Ulli Lommel’s entrance in Leibe ist Kalter als der Tod is just as striking as anything else in the film – his appearance is almost that of a photographic still, waiting tensely against a blank canvas. It was very much the style which Fassbinder took from the theatre, and he was probably born with it, as opposed to having learned it as a student.


In fact, I sometimes suspect that Fassbinder’s early film style was born out of his approach to directing actors in the theatre, which could be summarised as something like: ‘stand still and speak your lines.’ Therefore, in the third scene of the film, in which Ulli Lommel has no lines, we merely see him… standing still.

Perhaps this style was born out of uncertainty; perhaps it was an actual example of the cinematic and theatrical deconstruction which was materialising in the 1960s; and perhaps it was a mode through which Fassbinder could wield control and mask his inexperience; because he certainly had control, and certainly needed it; for he had vision aplenty.

Once you’ve seen Ulli Lommel though, there is no going back. Whereas Fassbinder is haphazard and in constant motion as a director, Lommel seems highly contained, professional as an actor, and almost distant from the proceedings – not the best quality for a Fassbinder film it should be said.

But it’s Lommel that holds Love is Colder than Death together, 100%, and even if he appears unsure of the direction of the picture at times, that’s probably because he had no idea where it was going. Most likely of all, Lommel was still assessing Fassbinder, and maybe even Fassbinder’s sexuality. Compare for example the two scenes in which Lommel, Fassbinder and the other gangsters bed down, in which I would argue Lommel seems unsure and apprehensive; and the scene where he confidently chats up the actress Katrinn Schaake on the train.

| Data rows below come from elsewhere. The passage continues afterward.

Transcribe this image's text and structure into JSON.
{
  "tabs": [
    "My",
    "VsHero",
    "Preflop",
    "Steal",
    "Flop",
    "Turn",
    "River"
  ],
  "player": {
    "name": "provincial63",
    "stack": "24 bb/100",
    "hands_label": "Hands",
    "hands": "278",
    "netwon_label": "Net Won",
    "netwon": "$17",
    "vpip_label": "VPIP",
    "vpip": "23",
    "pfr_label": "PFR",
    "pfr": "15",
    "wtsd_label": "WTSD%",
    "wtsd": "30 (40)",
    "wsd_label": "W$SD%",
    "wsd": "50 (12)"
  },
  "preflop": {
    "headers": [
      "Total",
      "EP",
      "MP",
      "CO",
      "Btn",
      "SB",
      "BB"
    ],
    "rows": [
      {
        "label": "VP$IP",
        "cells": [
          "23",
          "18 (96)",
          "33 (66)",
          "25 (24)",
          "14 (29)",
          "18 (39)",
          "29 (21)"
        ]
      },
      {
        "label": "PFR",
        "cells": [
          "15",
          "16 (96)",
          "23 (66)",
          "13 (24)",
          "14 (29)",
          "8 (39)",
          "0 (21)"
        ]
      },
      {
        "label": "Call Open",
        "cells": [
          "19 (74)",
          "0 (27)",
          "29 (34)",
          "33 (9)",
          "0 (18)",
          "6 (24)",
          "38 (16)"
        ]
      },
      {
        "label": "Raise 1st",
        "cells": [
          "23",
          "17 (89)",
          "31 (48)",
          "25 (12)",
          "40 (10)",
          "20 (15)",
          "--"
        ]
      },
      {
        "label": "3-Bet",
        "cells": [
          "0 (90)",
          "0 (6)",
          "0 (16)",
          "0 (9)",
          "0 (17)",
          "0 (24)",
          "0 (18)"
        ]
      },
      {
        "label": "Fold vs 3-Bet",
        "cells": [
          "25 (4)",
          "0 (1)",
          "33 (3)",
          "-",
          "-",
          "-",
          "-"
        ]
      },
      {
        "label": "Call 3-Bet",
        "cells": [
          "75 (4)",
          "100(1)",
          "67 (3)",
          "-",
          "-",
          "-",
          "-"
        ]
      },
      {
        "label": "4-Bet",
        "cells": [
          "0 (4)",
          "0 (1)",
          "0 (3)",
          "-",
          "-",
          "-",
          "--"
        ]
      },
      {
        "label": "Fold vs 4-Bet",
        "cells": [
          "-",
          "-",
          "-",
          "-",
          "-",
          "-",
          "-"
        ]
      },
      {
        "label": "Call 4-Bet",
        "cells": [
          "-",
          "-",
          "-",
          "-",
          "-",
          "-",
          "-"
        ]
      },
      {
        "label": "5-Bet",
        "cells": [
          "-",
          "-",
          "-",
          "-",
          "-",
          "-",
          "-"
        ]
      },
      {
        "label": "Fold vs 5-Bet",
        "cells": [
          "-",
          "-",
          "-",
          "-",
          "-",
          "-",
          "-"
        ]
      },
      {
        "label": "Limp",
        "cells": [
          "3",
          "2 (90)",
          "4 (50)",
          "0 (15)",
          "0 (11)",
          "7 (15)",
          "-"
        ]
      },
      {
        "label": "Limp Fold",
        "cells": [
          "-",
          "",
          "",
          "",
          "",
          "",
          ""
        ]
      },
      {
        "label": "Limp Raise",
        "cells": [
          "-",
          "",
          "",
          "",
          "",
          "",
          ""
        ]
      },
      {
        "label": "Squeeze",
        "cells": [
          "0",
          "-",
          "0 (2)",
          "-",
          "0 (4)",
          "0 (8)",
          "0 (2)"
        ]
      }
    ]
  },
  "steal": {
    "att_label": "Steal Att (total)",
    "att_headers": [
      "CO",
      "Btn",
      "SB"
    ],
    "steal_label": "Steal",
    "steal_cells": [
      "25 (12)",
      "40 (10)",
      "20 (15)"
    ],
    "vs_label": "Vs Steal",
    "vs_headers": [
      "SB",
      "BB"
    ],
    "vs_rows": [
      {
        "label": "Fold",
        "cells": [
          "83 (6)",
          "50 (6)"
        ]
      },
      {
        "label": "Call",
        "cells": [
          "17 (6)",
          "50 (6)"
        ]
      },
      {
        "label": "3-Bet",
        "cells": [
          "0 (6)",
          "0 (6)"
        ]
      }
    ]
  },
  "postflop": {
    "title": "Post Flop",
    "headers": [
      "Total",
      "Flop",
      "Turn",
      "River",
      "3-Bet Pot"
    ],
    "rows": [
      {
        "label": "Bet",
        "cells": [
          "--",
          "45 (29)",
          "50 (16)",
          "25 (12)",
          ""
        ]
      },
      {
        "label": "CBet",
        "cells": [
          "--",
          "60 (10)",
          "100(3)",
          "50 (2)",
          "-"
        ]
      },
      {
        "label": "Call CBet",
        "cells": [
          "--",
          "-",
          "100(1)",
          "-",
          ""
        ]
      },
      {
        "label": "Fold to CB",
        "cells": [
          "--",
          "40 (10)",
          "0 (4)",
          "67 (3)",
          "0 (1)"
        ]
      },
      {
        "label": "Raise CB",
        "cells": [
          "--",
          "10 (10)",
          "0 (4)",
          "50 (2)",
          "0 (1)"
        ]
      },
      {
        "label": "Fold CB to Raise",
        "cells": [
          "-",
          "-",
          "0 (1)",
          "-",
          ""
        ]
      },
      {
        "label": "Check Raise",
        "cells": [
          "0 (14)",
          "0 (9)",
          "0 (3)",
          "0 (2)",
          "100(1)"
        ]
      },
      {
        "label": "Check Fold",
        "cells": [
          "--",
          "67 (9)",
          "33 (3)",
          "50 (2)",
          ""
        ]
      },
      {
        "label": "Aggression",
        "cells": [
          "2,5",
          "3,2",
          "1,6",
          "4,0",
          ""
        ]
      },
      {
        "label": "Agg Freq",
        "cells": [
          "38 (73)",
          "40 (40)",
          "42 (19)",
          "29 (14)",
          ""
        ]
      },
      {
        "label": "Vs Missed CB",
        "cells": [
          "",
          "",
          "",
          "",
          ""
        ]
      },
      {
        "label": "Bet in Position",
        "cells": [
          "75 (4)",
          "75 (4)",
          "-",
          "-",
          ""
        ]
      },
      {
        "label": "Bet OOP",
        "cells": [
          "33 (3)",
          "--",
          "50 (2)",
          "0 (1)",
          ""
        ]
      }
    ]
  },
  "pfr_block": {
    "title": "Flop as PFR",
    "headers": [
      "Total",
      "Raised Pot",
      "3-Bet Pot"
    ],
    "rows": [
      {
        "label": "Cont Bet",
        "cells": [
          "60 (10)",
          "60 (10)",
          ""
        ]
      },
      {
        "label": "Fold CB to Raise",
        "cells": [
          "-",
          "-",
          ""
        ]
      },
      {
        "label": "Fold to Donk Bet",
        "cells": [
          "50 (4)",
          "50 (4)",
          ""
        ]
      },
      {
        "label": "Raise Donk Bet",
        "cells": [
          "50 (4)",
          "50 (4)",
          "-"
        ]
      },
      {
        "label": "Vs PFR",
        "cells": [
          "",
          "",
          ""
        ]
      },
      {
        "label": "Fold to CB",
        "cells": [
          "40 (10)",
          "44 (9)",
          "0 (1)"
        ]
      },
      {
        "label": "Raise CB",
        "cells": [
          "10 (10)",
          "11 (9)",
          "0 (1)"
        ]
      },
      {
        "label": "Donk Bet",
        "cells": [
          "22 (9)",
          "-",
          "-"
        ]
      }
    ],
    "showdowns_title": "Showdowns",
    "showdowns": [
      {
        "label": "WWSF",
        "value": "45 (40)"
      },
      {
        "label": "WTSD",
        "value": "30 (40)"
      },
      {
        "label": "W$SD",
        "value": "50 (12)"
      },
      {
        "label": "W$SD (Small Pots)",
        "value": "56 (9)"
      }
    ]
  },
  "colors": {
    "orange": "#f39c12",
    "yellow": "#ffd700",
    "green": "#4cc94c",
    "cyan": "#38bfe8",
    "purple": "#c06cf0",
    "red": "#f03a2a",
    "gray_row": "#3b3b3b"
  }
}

Ok, Schaake was his wife, but it’s true that you watch him, he isn’t really as ensemble as the others — he's more the star in fact.

There is a lot of stylised insanity in Love is Colder than Death – and some of it must have driven Jean Luc Godard wild with anger – and a lot of it is dropped on Lommel’s actorly shoulders – such as the moment where he clicks his fingers for a taxi, which whizzes into shot and stops, in a brief shot which must have made a good joke on paper, but doesn’t particularly impress in the finished article.

I’m not convinced that Ulli Lommel is at home in this film, but then judging from the way he sits in the café where he waits to kill Franz’s Turkish enemy, I’m not sure that he was at home in the 1960s. It was maybe a good thing for Lommel that the 70s were only a few months away when this was being shot – because although this may have been a nervous start – he was about to shine, and shine handsome.